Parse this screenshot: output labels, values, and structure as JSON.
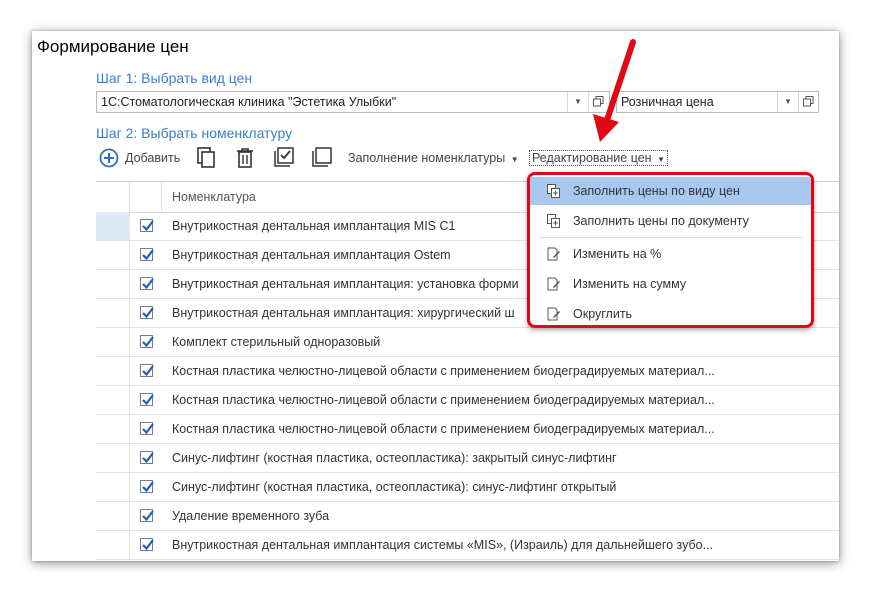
{
  "window": {
    "title": "Формирование цен"
  },
  "step1": {
    "label": "Шаг 1: Выбрать вид цен",
    "organization_value": "1С:Стоматологическая клиника \"Эстетика Улыбки\"",
    "price_type_value": "Розничная цена"
  },
  "step2": {
    "label": "Шаг 2: Выбрать номенклатуру"
  },
  "toolbar": {
    "add_label": "Добавить",
    "fill_label": "Заполнение номенклатуры",
    "edit_prices_label": "Редактирование цен",
    "icons": [
      "plus-circle-icon",
      "copy-icon",
      "trash-icon",
      "check-all-icon",
      "uncheck-all-icon"
    ]
  },
  "table": {
    "column_header": "Номенклатура",
    "rows": [
      {
        "name": "Внутрикостная дентальная имплантация MIS C1",
        "checked": true
      },
      {
        "name": "Внутрикостная дентальная имплантация Ostem",
        "checked": true
      },
      {
        "name": "Внутрикостная дентальная имплантация: установка форми",
        "checked": true
      },
      {
        "name": "Внутрикостная дентальная имплантация: хирургический ш",
        "checked": true
      },
      {
        "name": "Комплект стерильный одноразовый",
        "checked": true
      },
      {
        "name": "Костная пластика челюстно-лицевой области с применением биодеградируемых материал...",
        "checked": true
      },
      {
        "name": "Костная пластика челюстно-лицевой области с применением биодеградируемых материал...",
        "checked": true
      },
      {
        "name": "Костная пластика челюстно-лицевой области с применением биодеградируемых материал...",
        "checked": true
      },
      {
        "name": "Синус-лифтинг (костная пластика, остеопластика): закрытый синус-лифтинг",
        "checked": true
      },
      {
        "name": "Синус-лифтинг (костная пластика, остеопластика): синус-лифтинг открытый",
        "checked": true
      },
      {
        "name": "Удаление временного зуба",
        "checked": true
      },
      {
        "name": "Внутрикостная дентальная имплантация системы «MIS», (Израиль) для дальнейшего зубо...",
        "checked": true
      }
    ]
  },
  "dropdown_menu": {
    "items": [
      {
        "label": "Заполнить цены по виду цен",
        "icon": "fill-copy-icon"
      },
      {
        "label": "Заполнить цены по документу",
        "icon": "fill-copy-icon"
      },
      {
        "label": "Изменить на %",
        "icon": "edit-doc-icon"
      },
      {
        "label": "Изменить на сумму",
        "icon": "edit-doc-icon"
      },
      {
        "label": "Округлить",
        "icon": "edit-doc-icon"
      }
    ]
  },
  "colors": {
    "accent": "#3a7dc9",
    "highlight": "#a9c8ef",
    "annotation_red": "#e30613"
  }
}
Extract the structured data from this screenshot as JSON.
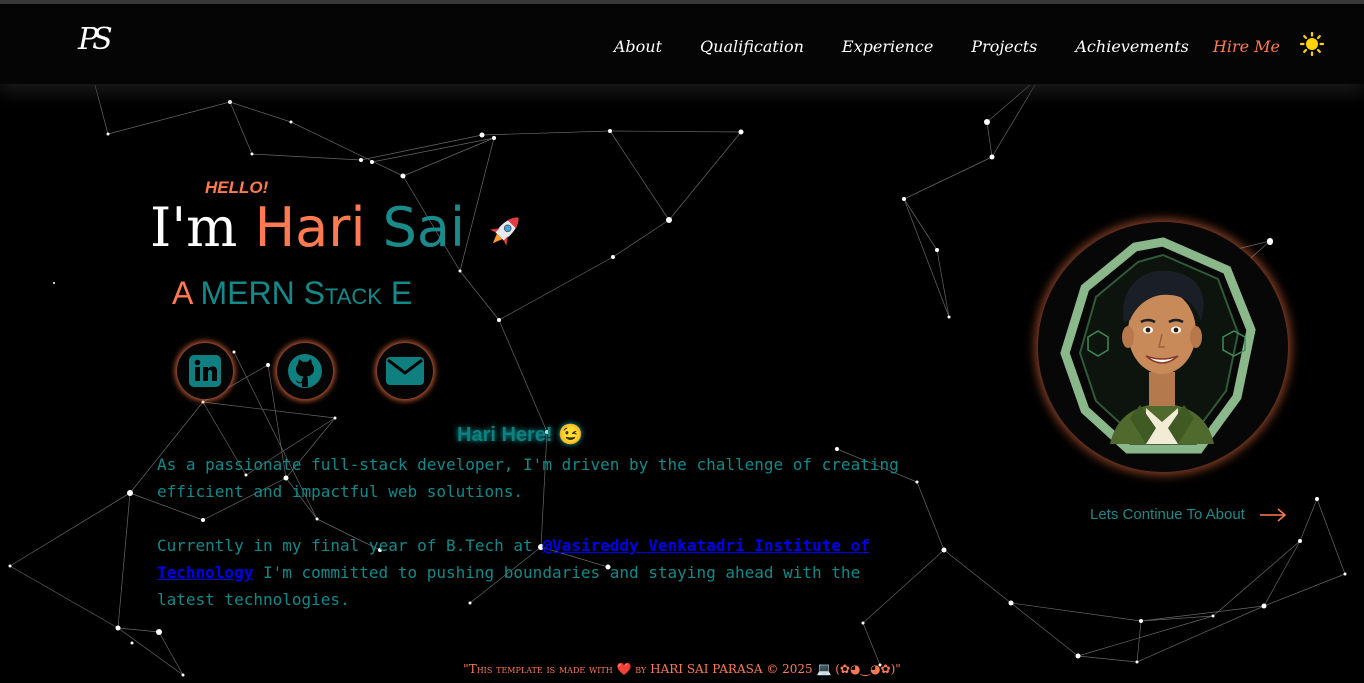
{
  "nav": {
    "logo": "PS",
    "links": [
      "About",
      "Qualification",
      "Experience",
      "Projects",
      "Achievements"
    ],
    "hire": "Hire Me",
    "theme_icon": "sun-icon"
  },
  "hero": {
    "hello": "HELLO!",
    "im": "I'm",
    "first_name": "Hari",
    "last_name": "Sai",
    "role_prefix": "A",
    "role_text": "MERN Stack E"
  },
  "social": [
    {
      "name": "linkedin-icon"
    },
    {
      "name": "github-icon"
    },
    {
      "name": "mail-icon"
    }
  ],
  "about": {
    "greeting": "Hari Here! 😉",
    "para1": "As a passionate full-stack developer, I'm driven by the challenge of creating efficient and impactful web solutions.",
    "para2_pre": "Currently in my final year of B.Tech at ",
    "para2_link": "@Vasireddy Venkatadri Institute of Technology",
    "para2_post": " I'm committed to pushing boundaries and staying ahead with the latest technologies."
  },
  "continue_label": "Lets Continue To About",
  "footer": "\"This template is made with ❤️ by HARI SAI PARASA © 2025 💻 (✿◕‿◕✿)\"",
  "colors": {
    "accent_orange": "#ff7a50",
    "accent_teal": "#128a8a",
    "background": "#000000"
  }
}
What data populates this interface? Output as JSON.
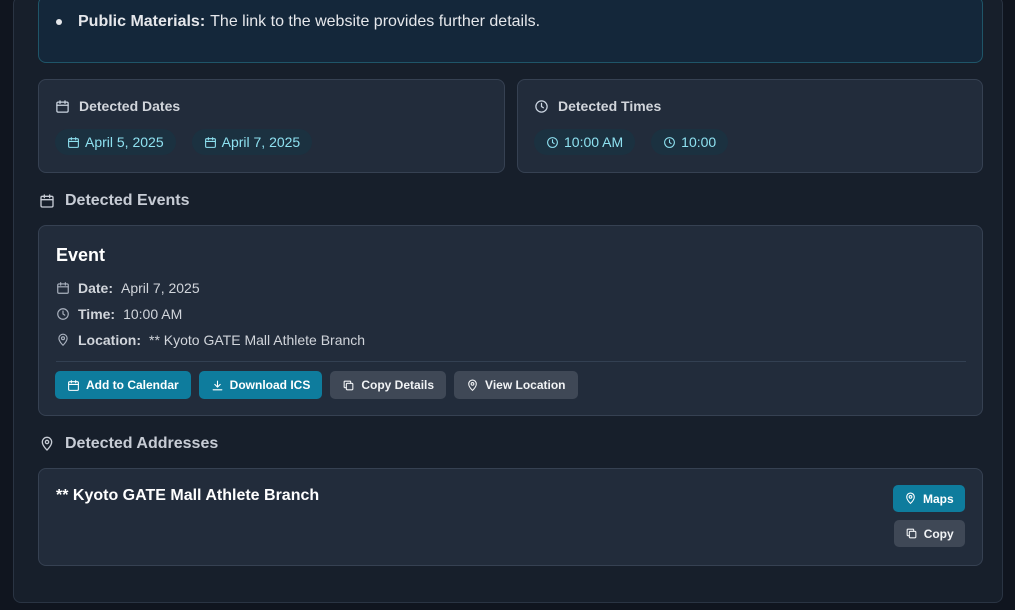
{
  "summary": {
    "bullet_label": "Public Materials:",
    "bullet_text": "The link to the website provides further details."
  },
  "detected_dates": {
    "title": "Detected Dates",
    "items": [
      "April 5, 2025",
      "April 7, 2025"
    ]
  },
  "detected_times": {
    "title": "Detected Times",
    "items": [
      "10:00 AM",
      "10:00"
    ]
  },
  "events_section": {
    "heading": "Detected Events",
    "event": {
      "title": "Event",
      "date_label": "Date:",
      "date_value": "April 7, 2025",
      "time_label": "Time:",
      "time_value": "10:00 AM",
      "location_label": "Location:",
      "location_value": "** Kyoto GATE Mall Athlete Branch"
    },
    "buttons": {
      "add_calendar": "Add to Calendar",
      "download_ics": "Download ICS",
      "copy_details": "Copy Details",
      "view_location": "View Location"
    }
  },
  "addresses_section": {
    "heading": "Detected Addresses",
    "address": "** Kyoto GATE Mall Athlete Branch",
    "maps_button": "Maps",
    "copy_button": "Copy"
  },
  "colors": {
    "accent": "#0e7c9d",
    "chip_text": "#8ee1f0",
    "card_bg": "#222c3b"
  },
  "icons": {
    "calendar": "calendar-icon",
    "clock": "clock-icon",
    "map_pin": "map-pin-icon",
    "download": "download-icon",
    "copy": "copy-icon"
  }
}
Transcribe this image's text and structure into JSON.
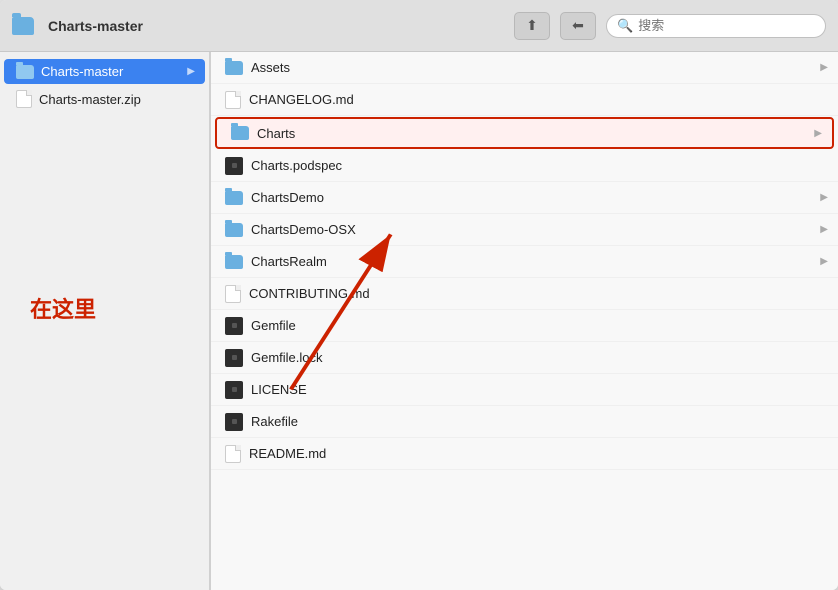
{
  "window": {
    "title": "Charts-master",
    "search_placeholder": "搜索"
  },
  "toolbar": {
    "share_btn": "⬆",
    "back_btn": "⬅"
  },
  "sidebar": {
    "items": [
      {
        "id": "charts-master-folder",
        "label": "Charts-master",
        "type": "folder",
        "selected": true,
        "has_arrow": true
      },
      {
        "id": "charts-master-zip",
        "label": "Charts-master.zip",
        "type": "file",
        "selected": false,
        "has_arrow": false
      }
    ]
  },
  "right_panel": {
    "items": [
      {
        "id": "assets",
        "label": "Assets",
        "type": "folder",
        "has_arrow": true
      },
      {
        "id": "changelog",
        "label": "CHANGELOG.md",
        "type": "file-plain",
        "has_arrow": false
      },
      {
        "id": "charts",
        "label": "Charts",
        "type": "folder",
        "has_arrow": true,
        "highlighted": true
      },
      {
        "id": "charts-podspec",
        "label": "Charts.podspec",
        "type": "file-dark",
        "has_arrow": false
      },
      {
        "id": "charts-demo",
        "label": "ChartsDemo",
        "type": "folder",
        "has_arrow": true
      },
      {
        "id": "charts-demo-osx",
        "label": "ChartsDemo-OSX",
        "type": "folder",
        "has_arrow": true
      },
      {
        "id": "charts-realm",
        "label": "ChartsRealm",
        "type": "folder",
        "has_arrow": true
      },
      {
        "id": "contributing",
        "label": "CONTRIBUTING.md",
        "type": "file-plain",
        "has_arrow": false
      },
      {
        "id": "gemfile",
        "label": "Gemfile",
        "type": "file-dark",
        "has_arrow": false
      },
      {
        "id": "gemfile-lock",
        "label": "Gemfile.lock",
        "type": "file-dark",
        "has_arrow": false
      },
      {
        "id": "license",
        "label": "LICENSE",
        "type": "file-dark",
        "has_arrow": false
      },
      {
        "id": "rakefile",
        "label": "Rakefile",
        "type": "file-dark",
        "has_arrow": false
      },
      {
        "id": "readme",
        "label": "README.md",
        "type": "file-plain",
        "has_arrow": false
      }
    ]
  },
  "annotation": {
    "label": "在这里",
    "color": "#cc2200"
  }
}
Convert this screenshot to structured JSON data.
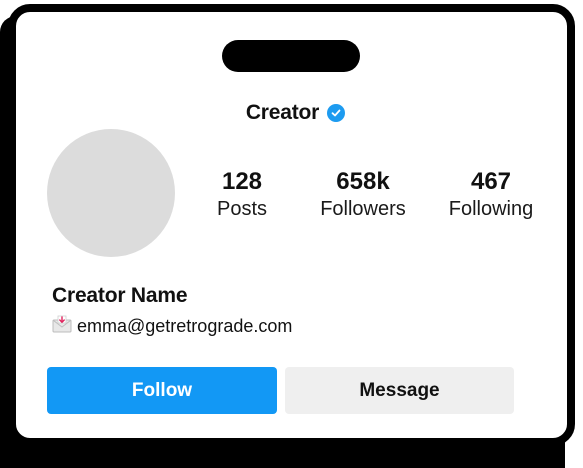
{
  "profile": {
    "username": "Creator",
    "display_name": "Creator Name",
    "email": "emma@getretrograde.com"
  },
  "stats": [
    {
      "value": "128",
      "label": "Posts"
    },
    {
      "value": "658k",
      "label": "Followers"
    },
    {
      "value": "467",
      "label": "Following"
    }
  ],
  "actions": {
    "follow_label": "Follow",
    "message_label": "Message"
  },
  "icons": {
    "verified": "verified-badge-icon",
    "email": "envelope-icon"
  },
  "colors": {
    "accent": "#1298f5",
    "verified": "#1d9bf0",
    "secondary_button": "#efefef",
    "avatar_placeholder": "#dcdcdc"
  }
}
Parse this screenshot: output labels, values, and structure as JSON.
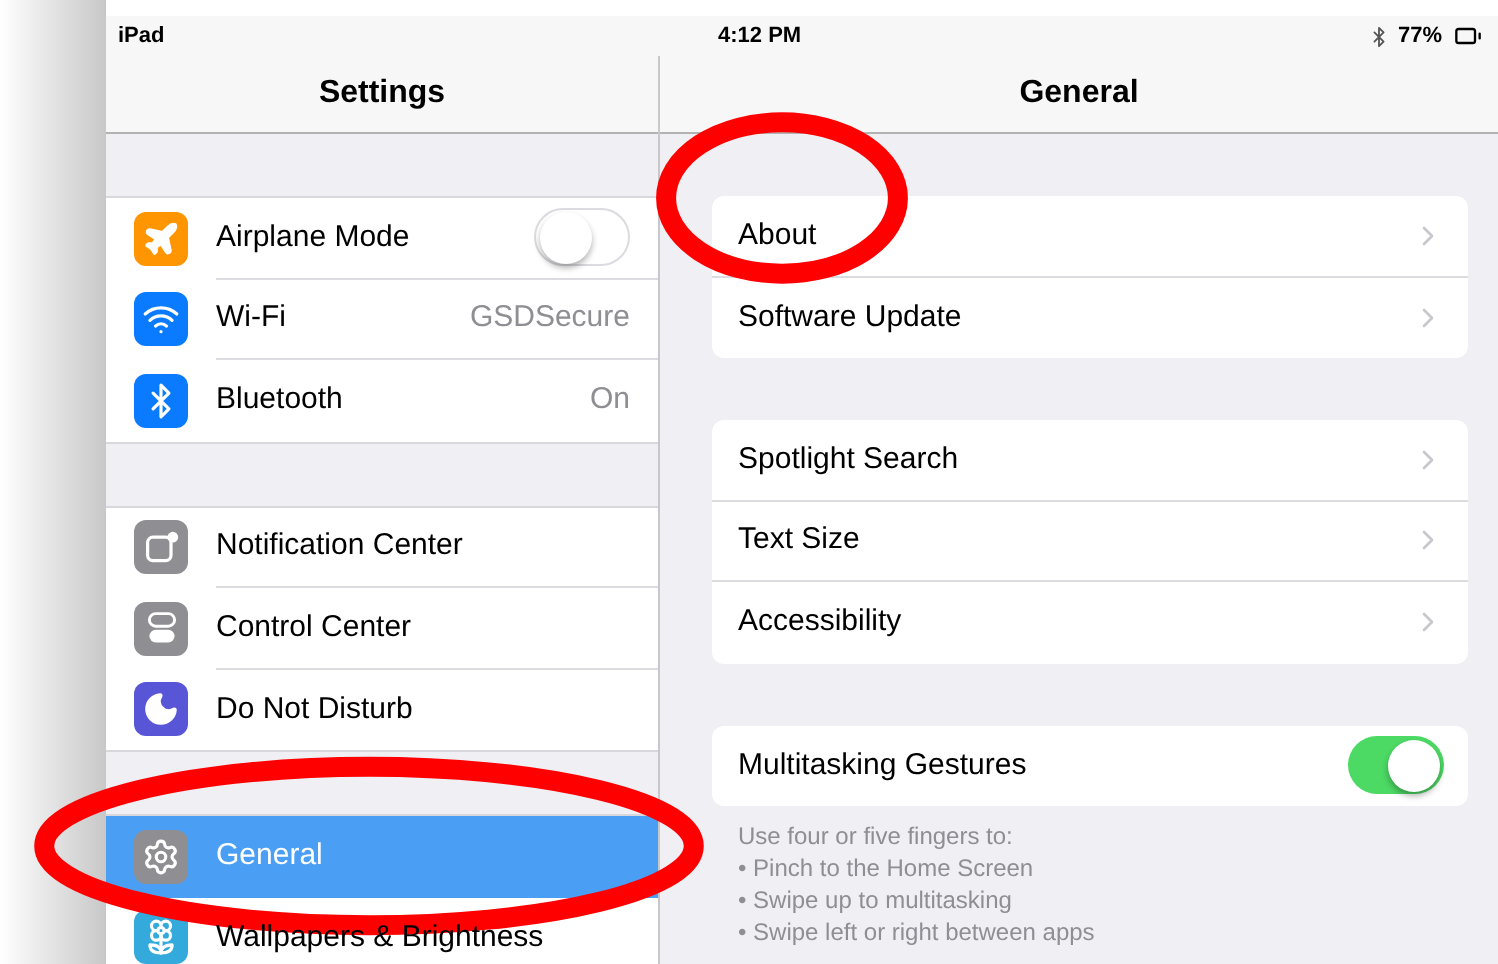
{
  "status_bar": {
    "device": "iPad",
    "time": "4:12 PM",
    "battery": "77%"
  },
  "sidebar": {
    "title": "Settings",
    "groups": [
      [
        {
          "label": "Airplane Mode",
          "kind": "toggle",
          "on": false,
          "color": "#ff9500",
          "selected": false,
          "circled": false
        },
        {
          "label": "Wi-Fi",
          "kind": "value",
          "value": "GSDSecure",
          "color": "#0a7aff",
          "selected": false,
          "circled": false
        },
        {
          "label": "Bluetooth",
          "kind": "value",
          "value": "On",
          "color": "#0a7aff",
          "selected": false,
          "circled": false
        }
      ],
      [
        {
          "label": "Notification Center",
          "kind": "plain",
          "color": "#8e8e93",
          "selected": false,
          "circled": false
        },
        {
          "label": "Control Center",
          "kind": "plain",
          "color": "#8e8e93",
          "selected": false,
          "circled": false
        },
        {
          "label": "Do Not Disturb",
          "kind": "plain",
          "color": "#5856d6",
          "selected": false,
          "circled": false
        }
      ],
      [
        {
          "label": "General",
          "kind": "plain",
          "color": "#8e8e93",
          "selected": true,
          "circled": true
        },
        {
          "label": "Wallpapers & Brightness",
          "kind": "plain",
          "color": "#34aadc",
          "selected": false,
          "circled": false
        }
      ]
    ]
  },
  "detail": {
    "title": "General",
    "groups": [
      {
        "rows": [
          {
            "label": "About",
            "kind": "link",
            "circled": true
          },
          {
            "label": "Software Update",
            "kind": "link",
            "circled": false
          }
        ]
      },
      {
        "rows": [
          {
            "label": "Spotlight Search",
            "kind": "link",
            "circled": false
          },
          {
            "label": "Text Size",
            "kind": "link",
            "circled": false
          },
          {
            "label": "Accessibility",
            "kind": "link",
            "circled": false
          }
        ]
      },
      {
        "rows": [
          {
            "label": "Multitasking Gestures",
            "kind": "toggle",
            "on": true,
            "circled": false
          }
        ],
        "footer": [
          "Use four or five fingers to:",
          "• Pinch to the Home Screen",
          "• Swipe up to multitasking",
          "• Swipe left or right between apps"
        ]
      }
    ]
  }
}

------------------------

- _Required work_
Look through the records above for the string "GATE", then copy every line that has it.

- _Task output_
      "location_value": "** Kyoto GATE Mall Athlete Branch"
    "address": "** Kyoto GATE Mall Athlete Branch",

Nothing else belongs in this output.